The problem:
Every entry, from the first line to the last, should be output exactly.

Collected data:
##########
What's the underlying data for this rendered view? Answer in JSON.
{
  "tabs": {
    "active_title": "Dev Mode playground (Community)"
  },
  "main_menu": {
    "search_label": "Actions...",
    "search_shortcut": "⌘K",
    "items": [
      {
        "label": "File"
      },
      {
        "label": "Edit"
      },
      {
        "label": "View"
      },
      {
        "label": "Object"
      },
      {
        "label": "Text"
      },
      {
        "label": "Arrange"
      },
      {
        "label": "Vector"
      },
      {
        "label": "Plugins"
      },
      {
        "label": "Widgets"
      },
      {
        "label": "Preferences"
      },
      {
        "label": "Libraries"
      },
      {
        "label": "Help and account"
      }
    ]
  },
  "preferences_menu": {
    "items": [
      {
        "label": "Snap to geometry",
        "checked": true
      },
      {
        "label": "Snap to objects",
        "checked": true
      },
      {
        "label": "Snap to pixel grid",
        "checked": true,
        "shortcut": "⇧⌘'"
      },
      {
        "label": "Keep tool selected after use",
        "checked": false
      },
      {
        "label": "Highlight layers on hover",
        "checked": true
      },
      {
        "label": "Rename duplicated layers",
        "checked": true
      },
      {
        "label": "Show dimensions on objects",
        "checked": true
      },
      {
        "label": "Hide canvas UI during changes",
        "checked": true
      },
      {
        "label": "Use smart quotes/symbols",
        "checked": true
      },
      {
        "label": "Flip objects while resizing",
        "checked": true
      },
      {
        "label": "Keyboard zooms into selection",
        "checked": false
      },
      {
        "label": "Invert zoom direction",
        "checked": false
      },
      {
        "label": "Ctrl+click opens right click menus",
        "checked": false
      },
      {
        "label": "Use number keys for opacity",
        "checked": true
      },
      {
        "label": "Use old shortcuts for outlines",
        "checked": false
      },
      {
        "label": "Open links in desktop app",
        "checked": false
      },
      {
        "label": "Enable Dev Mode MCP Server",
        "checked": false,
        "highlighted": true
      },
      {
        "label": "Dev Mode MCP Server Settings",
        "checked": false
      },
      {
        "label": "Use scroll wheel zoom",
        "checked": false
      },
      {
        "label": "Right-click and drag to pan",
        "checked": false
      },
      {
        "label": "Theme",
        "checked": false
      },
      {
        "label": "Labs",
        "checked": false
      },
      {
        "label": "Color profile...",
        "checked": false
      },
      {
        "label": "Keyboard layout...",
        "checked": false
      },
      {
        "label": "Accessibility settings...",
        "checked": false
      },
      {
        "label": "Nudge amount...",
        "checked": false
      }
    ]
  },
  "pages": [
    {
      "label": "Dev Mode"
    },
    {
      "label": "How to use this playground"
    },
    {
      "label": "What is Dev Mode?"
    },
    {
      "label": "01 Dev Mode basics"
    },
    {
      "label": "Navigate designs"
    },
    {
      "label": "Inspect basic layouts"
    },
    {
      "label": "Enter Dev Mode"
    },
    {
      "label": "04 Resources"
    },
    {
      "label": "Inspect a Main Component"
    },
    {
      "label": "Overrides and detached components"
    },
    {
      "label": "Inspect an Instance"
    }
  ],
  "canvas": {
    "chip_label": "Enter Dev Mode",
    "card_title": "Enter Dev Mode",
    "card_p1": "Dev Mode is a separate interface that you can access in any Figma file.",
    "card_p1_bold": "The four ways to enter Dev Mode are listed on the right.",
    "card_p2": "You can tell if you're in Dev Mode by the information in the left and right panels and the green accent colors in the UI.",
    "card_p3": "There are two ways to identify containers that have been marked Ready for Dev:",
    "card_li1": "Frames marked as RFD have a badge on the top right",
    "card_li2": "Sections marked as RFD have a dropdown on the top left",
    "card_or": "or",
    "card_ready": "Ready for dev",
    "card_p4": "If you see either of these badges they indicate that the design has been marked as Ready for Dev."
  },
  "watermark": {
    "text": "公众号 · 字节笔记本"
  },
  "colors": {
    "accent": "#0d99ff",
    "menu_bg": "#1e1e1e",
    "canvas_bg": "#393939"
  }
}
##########
Answer to this problem:
What's the underlying data for this rendered view? Answer in JSON.
{
  "tabs": {
    "active_title": "Dev Mode playground (Community)"
  },
  "main_menu": {
    "search_label": "Actions...",
    "search_shortcut": "⌘K",
    "items": [
      {
        "label": "File"
      },
      {
        "label": "Edit"
      },
      {
        "label": "View"
      },
      {
        "label": "Object"
      },
      {
        "label": "Text"
      },
      {
        "label": "Arrange"
      },
      {
        "label": "Vector"
      },
      {
        "label": "Plugins"
      },
      {
        "label": "Widgets"
      },
      {
        "label": "Preferences"
      },
      {
        "label": "Libraries"
      },
      {
        "label": "Help and account"
      }
    ]
  },
  "preferences_menu": {
    "items": [
      {
        "label": "Snap to geometry",
        "checked": true
      },
      {
        "label": "Snap to objects",
        "checked": true
      },
      {
        "label": "Snap to pixel grid",
        "checked": true,
        "shortcut": "⇧⌘'"
      },
      {
        "label": "Keep tool selected after use",
        "checked": false
      },
      {
        "label": "Highlight layers on hover",
        "checked": true
      },
      {
        "label": "Rename duplicated layers",
        "checked": true
      },
      {
        "label": "Show dimensions on objects",
        "checked": true
      },
      {
        "label": "Hide canvas UI during changes",
        "checked": true
      },
      {
        "label": "Use smart quotes/symbols",
        "checked": true
      },
      {
        "label": "Flip objects while resizing",
        "checked": true
      },
      {
        "label": "Keyboard zooms into selection",
        "checked": false
      },
      {
        "label": "Invert zoom direction",
        "checked": false
      },
      {
        "label": "Ctrl+click opens right click menus",
        "checked": false
      },
      {
        "label": "Use number keys for opacity",
        "checked": true
      },
      {
        "label": "Use old shortcuts for outlines",
        "checked": false
      },
      {
        "label": "Open links in desktop app",
        "checked": false
      },
      {
        "label": "Enable Dev Mode MCP Server",
        "checked": false,
        "highlighted": true
      },
      {
        "label": "Dev Mode MCP Server Settings",
        "checked": false
      },
      {
        "label": "Use scroll wheel zoom",
        "checked": false
      },
      {
        "label": "Right-click and drag to pan",
        "checked": false
      },
      {
        "label": "Theme",
        "checked": false
      },
      {
        "label": "Labs",
        "checked": false
      },
      {
        "label": "Color profile...",
        "checked": false
      },
      {
        "label": "Keyboard layout...",
        "checked": false
      },
      {
        "label": "Accessibility settings...",
        "checked": false
      },
      {
        "label": "Nudge amount...",
        "checked": false
      }
    ]
  },
  "pages": [
    {
      "label": "Dev Mode"
    },
    {
      "label": "How to use this playground"
    },
    {
      "label": "What is Dev Mode?"
    },
    {
      "label": "01 Dev Mode basics"
    },
    {
      "label": "Navigate designs"
    },
    {
      "label": "Inspect basic layouts"
    },
    {
      "label": "Enter Dev Mode"
    },
    {
      "label": "04 Resources"
    },
    {
      "label": "Inspect a Main Component"
    },
    {
      "label": "Overrides and detached components"
    },
    {
      "label": "Inspect an Instance"
    }
  ],
  "canvas": {
    "chip_label": "Enter Dev Mode",
    "card_title": "Enter Dev Mode",
    "card_p1": "Dev Mode is a separate interface that you can access in any Figma file.",
    "card_p1_bold": "The four ways to enter Dev Mode are listed on the right.",
    "card_p2": "You can tell if you're in Dev Mode by the information in the left and right panels and the green accent colors in the UI.",
    "card_p3": "There are two ways to identify containers that have been marked Ready for Dev:",
    "card_li1": "Frames marked as RFD have a badge on the top right",
    "card_li2": "Sections marked as RFD have a dropdown on the top left",
    "card_or": "or",
    "card_ready": "Ready for dev",
    "card_p4": "If you see either of these badges they indicate that the design has been marked as Ready for Dev."
  },
  "watermark": {
    "text": "公众号 · 字节笔记本"
  },
  "colors": {
    "accent": "#0d99ff",
    "menu_bg": "#1e1e1e",
    "canvas_bg": "#393939"
  }
}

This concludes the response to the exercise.